In fairness it’s probably best to keep it safe because the original Cinderella Disney classic is much loved and I had it on VHS so there were times I was watching it 5 times a week so I may not like to admit but I do have fond memories of it and if the director had dropped the ball I may have gotten quite petty. Branagh writer Chris Weitz do tread carefully with some reverence (or repetition depending on how you see the glass) for the 1950 original with a few additions and twists and they even try and fail to get the CGI mice along with Lucifer the cat involved. We meet a young Ella early on and she lives quite happily with her parents on their estate with the aura of green substinence and fresh meadows in the backdrop but we know orphan Cinderella and we wait patiently for tragedy to strike this joyous home and before long bumbling and quirky sisters, Anastasia and Drisella (Sophie McShera, Holliday Grainger) with their mother, Lady Tremaine (Cate Blanchett) enter the fray.

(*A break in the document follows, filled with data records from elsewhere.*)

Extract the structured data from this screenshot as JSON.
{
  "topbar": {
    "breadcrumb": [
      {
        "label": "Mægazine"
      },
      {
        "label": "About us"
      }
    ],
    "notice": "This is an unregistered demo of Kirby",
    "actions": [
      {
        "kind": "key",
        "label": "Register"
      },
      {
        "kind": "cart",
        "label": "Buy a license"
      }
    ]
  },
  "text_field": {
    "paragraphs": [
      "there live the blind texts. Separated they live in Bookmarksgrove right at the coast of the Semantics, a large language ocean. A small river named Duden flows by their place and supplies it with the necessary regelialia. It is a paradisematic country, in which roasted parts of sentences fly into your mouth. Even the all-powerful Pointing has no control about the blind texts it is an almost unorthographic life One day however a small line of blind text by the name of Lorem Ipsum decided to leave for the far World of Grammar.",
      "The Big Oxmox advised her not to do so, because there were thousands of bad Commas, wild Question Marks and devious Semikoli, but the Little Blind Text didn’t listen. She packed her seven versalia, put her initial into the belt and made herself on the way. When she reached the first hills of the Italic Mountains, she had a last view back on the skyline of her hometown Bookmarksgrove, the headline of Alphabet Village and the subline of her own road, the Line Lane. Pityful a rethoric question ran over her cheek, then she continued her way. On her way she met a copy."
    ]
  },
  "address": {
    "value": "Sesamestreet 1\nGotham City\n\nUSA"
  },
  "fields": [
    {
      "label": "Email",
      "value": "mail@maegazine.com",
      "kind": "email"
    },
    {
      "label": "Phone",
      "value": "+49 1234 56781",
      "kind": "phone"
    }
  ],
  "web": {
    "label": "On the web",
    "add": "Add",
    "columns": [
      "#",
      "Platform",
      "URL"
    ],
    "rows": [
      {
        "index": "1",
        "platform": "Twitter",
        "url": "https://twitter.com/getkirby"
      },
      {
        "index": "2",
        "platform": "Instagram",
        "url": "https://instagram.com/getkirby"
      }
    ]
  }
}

At this point we are in more familiar territory and the checklist can come out as we inspect rather than try to enjoy what Branagh serves up unless you have not seen Cinderella before in which case this film may end up being quite enjoyable. Thankfully he does give the Disney hardened some things to take in like the character of Ella played by Lily James who brings tremendous likability which elevates the film. She is just beaming with humility, kindness and a general unpretentious innocence and she never once steals a wrong glance at her step family that mistreats her. It would take a stone heart dripping with tar to not like Ella but it would appear that is just the kind of heart beating in Lady Tremaine’s chest. Cate Blanchett brings all the conceit and ominous venom necessary for the trope of the wicked step mother with the disconsolate aesthetics to match she makes grief trendy. She almost always has a chasm of darkness enveloping her as she imposes her will on Ella and the household in a throwback to the step mother tropes of Ghanaian films some 15 years ago. Ella on the other hand glows and threatens to just start oozing pure honey from her skin and when Helena Bonham Carter shows up as the fairy Godmother to pimp her up for the ball she just becomes stunning. You can’t fault Prince Charming (Richard Madden) for wanting her which basically all he does in this film.
Writing this I realize I cared nothing for the plot which did tick a lot of the boxes from the original even to the point of the mice saving the day. We feel some original humor and Branagh does raise his game from behind the camera in the glorious ball room sequence has he prances round in regal splendor and captures all magic and grace and delivers the best and most glamorous moment of the film and probably the only improvement but still i say give me the 1950’s original any day. It is largely flashy nuts and bolts fare that spirals towards the “happily ever after” ending we expect and i don’t know if may end up being as timeless as the previous version. I had wanted to whinge about the complete absence of music but maybe that’s pushing it.